    Physics says you're wrong, champ.
    You're just jealous 'cause the voices don't talk to you!
  • JstasJstas Posts: 13,820
    edited May 1
    Also, since nobody ever thinks I have a clue about what I'm talking about, here's a link to the first Google search result when you ask Google "how do speaker spikes work":

    https://ledgernote.com/blog/q-and-a/speaker-spikes/
    Foam pads go between your speakers and your desk, stands, or floor to decouple the two and then collect and dissipate any vibrations. ... The goal of spikes under your speakers is to decouple them from the next surface. The goal of spikes under your stands is to couple them to the floor by anchoring into it.


    de·cou·ple
    /dēˈkəpəl/
    verb
    - separate, disengage, or dissociate (something) from something else.
    "the mountings effectively decouple movements of the engine from those of the wheels"

    - make the interaction between (electrical components) so weak that there is little transfer of energy between them, especially to remove unwanted AC distortion or oscillations in circuits with a common power supply.

    Seems like isolation to me. But, what do I know? Me and my stupid engineering degree! Pfft! Like any of that matters!
    You're just jealous 'cause the voices don't talk to you!
  • DSkipDSkip Posts: 16,212
    Please explain to me exactly how a spike decouples. I’m not picking a fight here.

    Spikes create pathways for energy to travel. This in effect is a coupling mechanism.
  • corticocortico Posts: 589
    edited May 1
    @Jstas it may sound confusing, because it depends on the application.
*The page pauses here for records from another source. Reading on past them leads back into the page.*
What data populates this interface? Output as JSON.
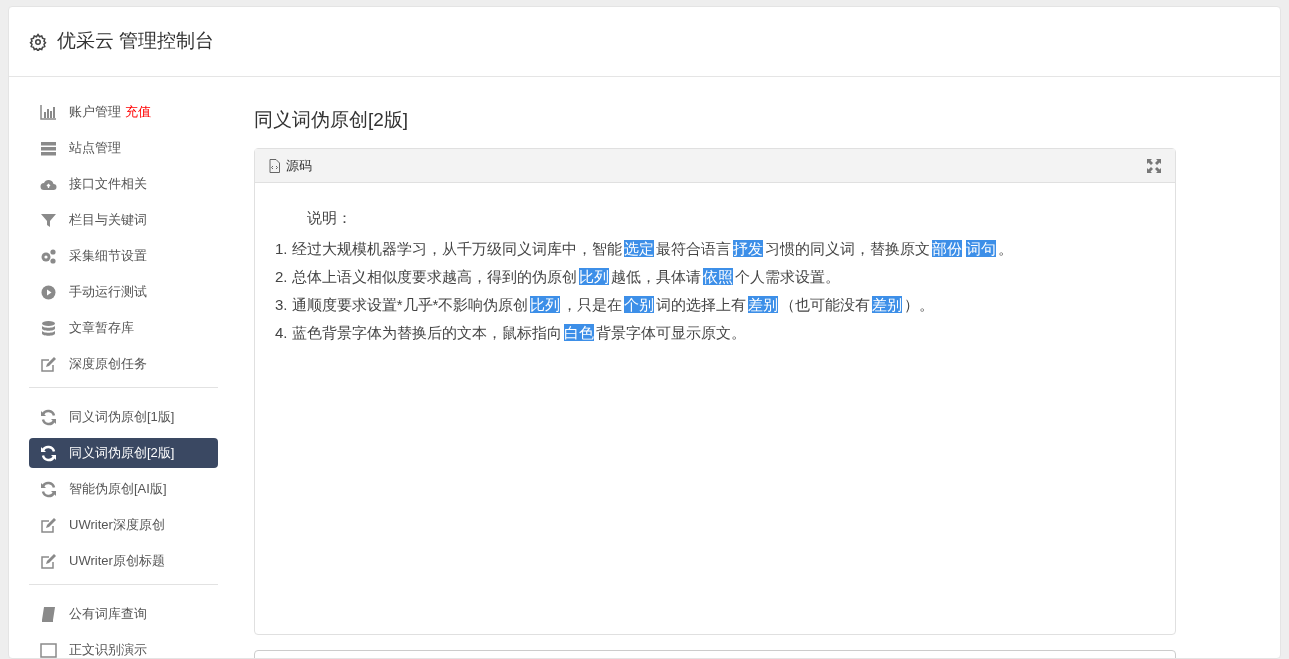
{
  "header": {
    "title": "优采云 管理控制台"
  },
  "sidebar": {
    "groups": [
      {
        "items": [
          {
            "label": "账户管理",
            "badge": "充值",
            "selected": false
          },
          {
            "label": "站点管理",
            "selected": false
          },
          {
            "label": "接口文件相关",
            "selected": false
          },
          {
            "label": "栏目与关键词",
            "selected": false
          },
          {
            "label": "采集细节设置",
            "selected": false
          },
          {
            "label": "手动运行测试",
            "selected": false
          },
          {
            "label": "文章暂存库",
            "selected": false
          },
          {
            "label": "深度原创任务",
            "selected": false
          }
        ]
      },
      {
        "items": [
          {
            "label": "同义词伪原创[1版]",
            "selected": false
          },
          {
            "label": "同义词伪原创[2版]",
            "selected": true
          },
          {
            "label": "智能伪原创[AI版]",
            "selected": false
          },
          {
            "label": "UWriter深度原创",
            "selected": false
          },
          {
            "label": "UWriter原创标题",
            "selected": false
          }
        ]
      },
      {
        "items": [
          {
            "label": "公有词库查询",
            "selected": false
          },
          {
            "label": "正文识别演示",
            "selected": false
          }
        ]
      }
    ]
  },
  "page_title": "同义词伪原创[2版]",
  "panel": {
    "title": "源码",
    "intro": "说明：",
    "lines": [
      [
        {
          "text": "1. 经过大规模机器学习，从千万级同义词库中，智能",
          "replaced": false
        },
        {
          "text": "选定",
          "replaced": true
        },
        {
          "text": "最符合语言",
          "replaced": false
        },
        {
          "text": "抒发",
          "replaced": true
        },
        {
          "text": "习惯的同义词，替换原文",
          "replaced": false
        },
        {
          "text": "部份",
          "replaced": true
        },
        {
          "text": "词句",
          "replaced": true
        },
        {
          "text": "。",
          "replaced": false
        }
      ],
      [
        {
          "text": "2. 总体上语义相似度要求越高，得到的伪原创",
          "replaced": false
        },
        {
          "text": "比列",
          "replaced": true
        },
        {
          "text": "越低，具体请",
          "replaced": false
        },
        {
          "text": "依照",
          "replaced": true
        },
        {
          "text": "个人需求设置。",
          "replaced": false
        }
      ],
      [
        {
          "text": "3. 通顺度要求设置*几乎*不影响伪原创",
          "replaced": false
        },
        {
          "text": "比列",
          "replaced": true
        },
        {
          "text": "，只是在",
          "replaced": false
        },
        {
          "text": "个别",
          "replaced": true
        },
        {
          "text": "词的选择上有",
          "replaced": false
        },
        {
          "text": "差别",
          "replaced": true
        },
        {
          "text": "（也可能没有",
          "replaced": false
        },
        {
          "text": "差别",
          "replaced": true
        },
        {
          "text": "）。",
          "replaced": false
        }
      ],
      [
        {
          "text": "4. 蓝色背景字体为替换后的文本，鼠标指向",
          "replaced": false
        },
        {
          "text": "白色",
          "replaced": true
        },
        {
          "text": "背景字体可显示原文。",
          "replaced": false
        }
      ]
    ]
  }
}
Spikes on a speaker will couple the speaker with the floor, there’s a controversial debate of the effects of coupling and decoupling speakers.
  • kharp1kharp1 Posts: 3,391
    Jstas wrote: »
    Also, since nobody ever thinks I have a clue about what I'm talking about, here's a link to the first Google search result when you ask Google "how do speaker spikes work":
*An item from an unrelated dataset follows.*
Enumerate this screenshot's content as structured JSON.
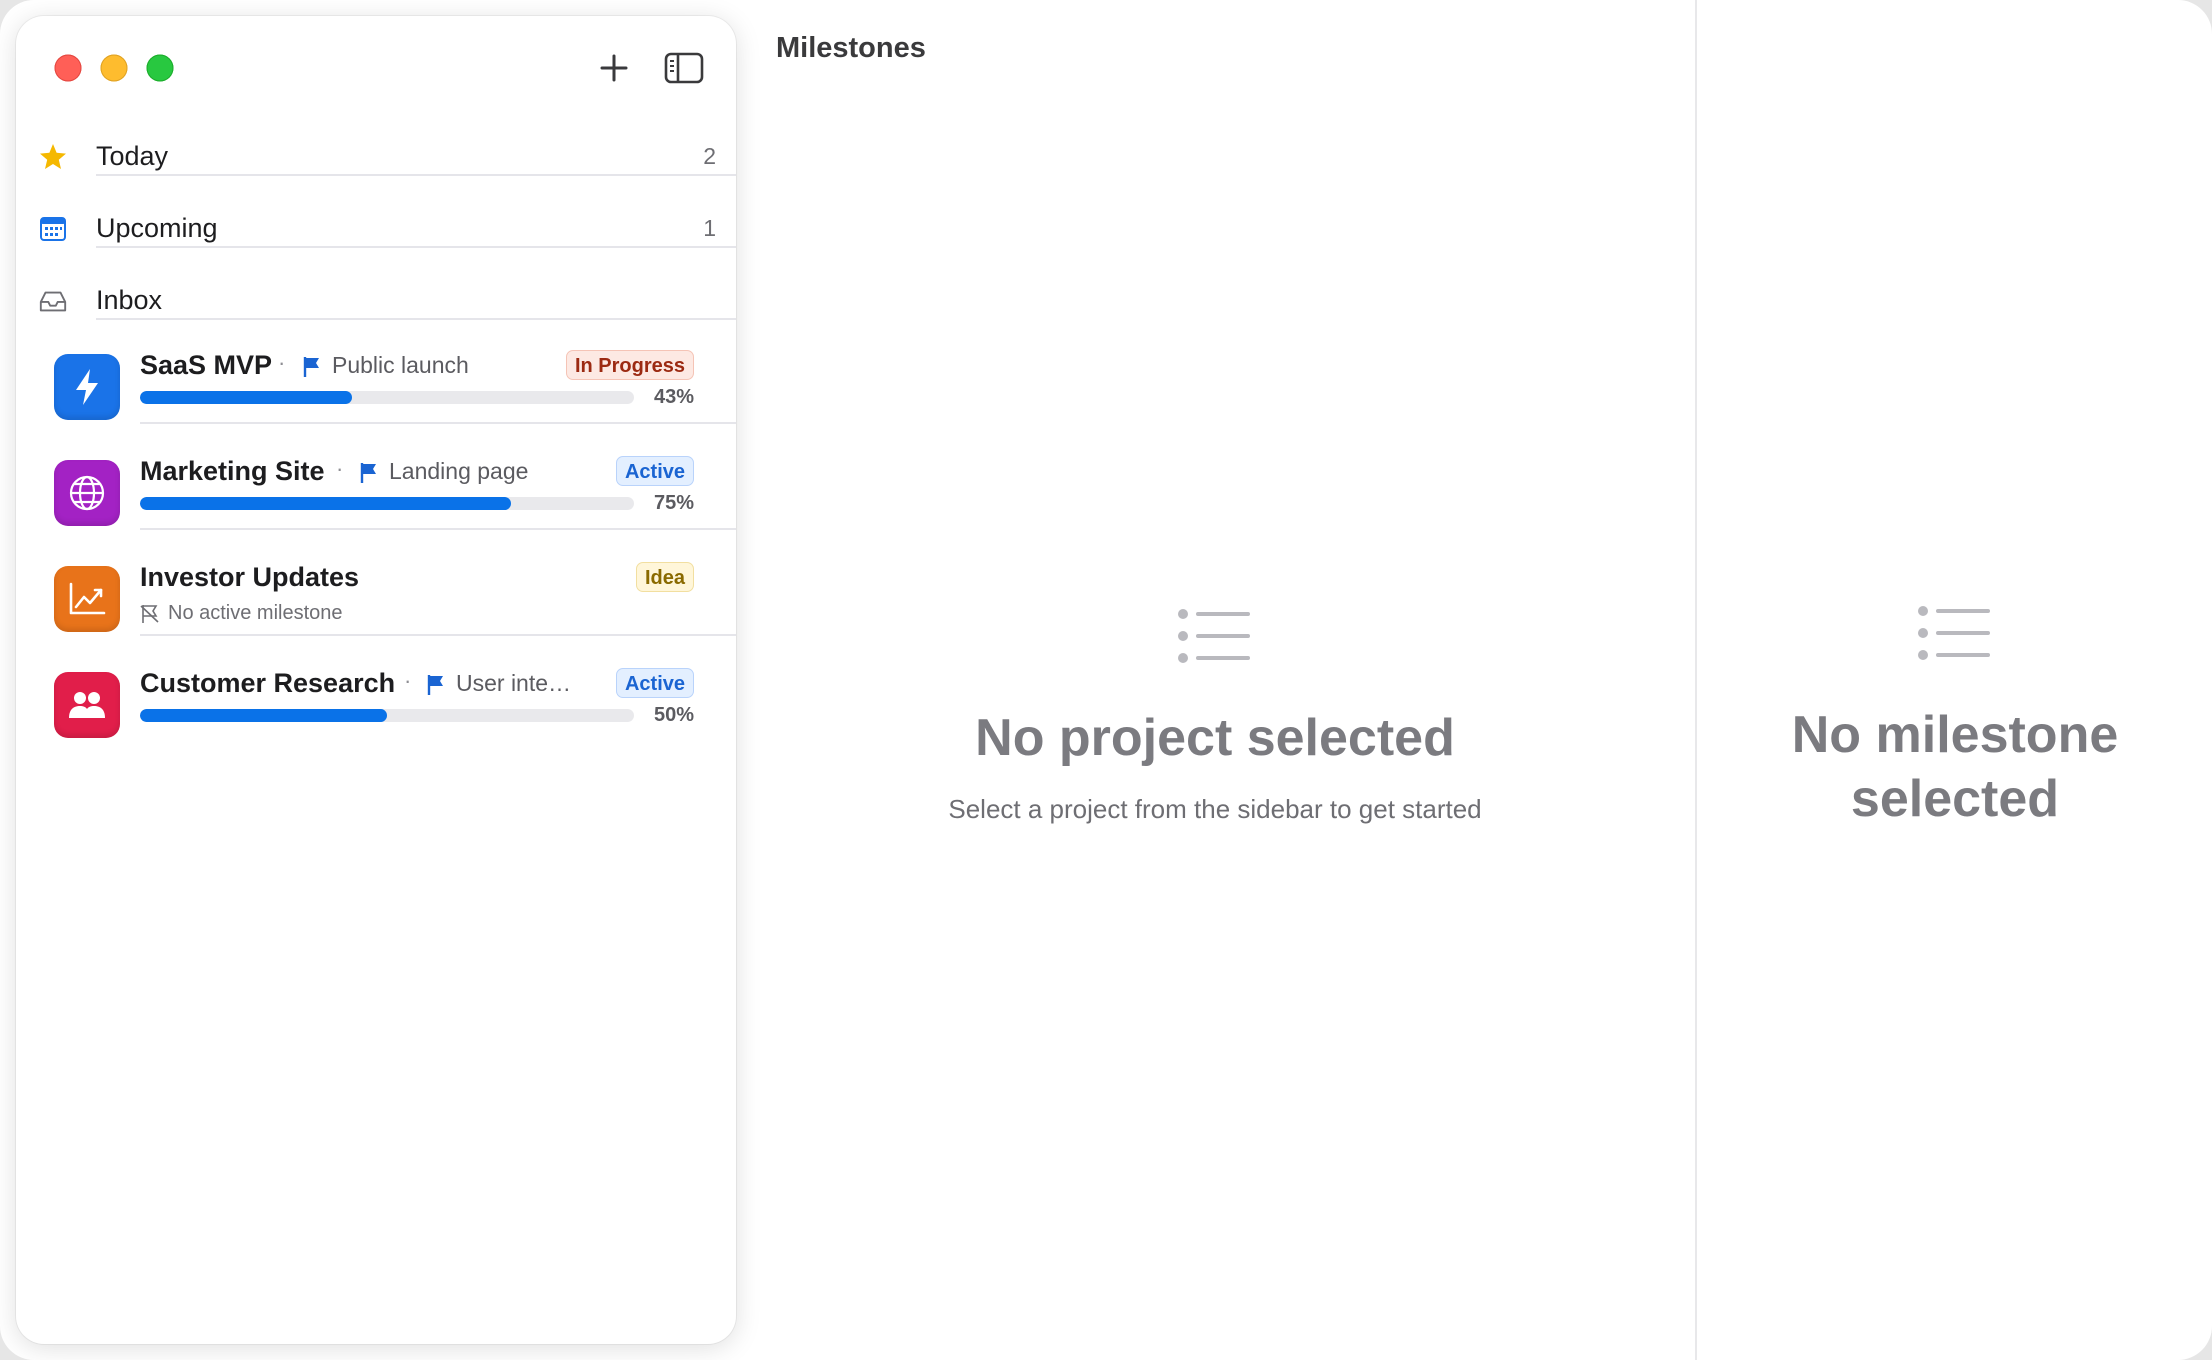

    https://ledgernote.com/blog/q-and-a/speaker-spikes/

    I can find so many things wrong, or arguable, in that article there's not enough room here to list them all. Mainly, its apparent the guy isn't an audio guy and obviously hasn't thoroughly followed and experimented for his answers. He references what he's read on internet forums as a basis for some things stating that some have spent $10k on cones only to find a phone book or rotten log from the back yard just as good. Based off that statement I'd say that's why people here think you never have a clue. Your words, not mine.
    Main System:
    Joule-Electra LA 100 MKIII Upgraded by Rich Brkich Pre
    Butler Audio TBD 2250 Amp
    PS Audio DirectStream DAC and MemoryPlayer Transport
    LSA-1 Statement
    SVS SB4000 & SB2000
    Wireworld Equinox 7 bi-wire, Wireworld Silver Eclipse 7 IC

    Secondary Rig:
    Parasound P5, Audio Electronics by Cary Constellation
    Marsh a200s, Audio Elecrtonics by Cary Hercules
    Pioneer Elite DV-45a, Denon DVD-2910
    Klipsch Epic CF-1, Vandersteen 3CE sig
    Analysus Plus Oval

    Backup Gear:
    Pass Labs Aleph 30, McCormack DNA-125, Parasound A21
    Marantz SA-14S1
    Usher CP-6311/Tyler Acoustics Taylo Reference Monitor, LSA-1
Sign In or Register to comment.

Howdy, Stranger!

It looks like you're new here. If you want to get involved, click one of these buttons!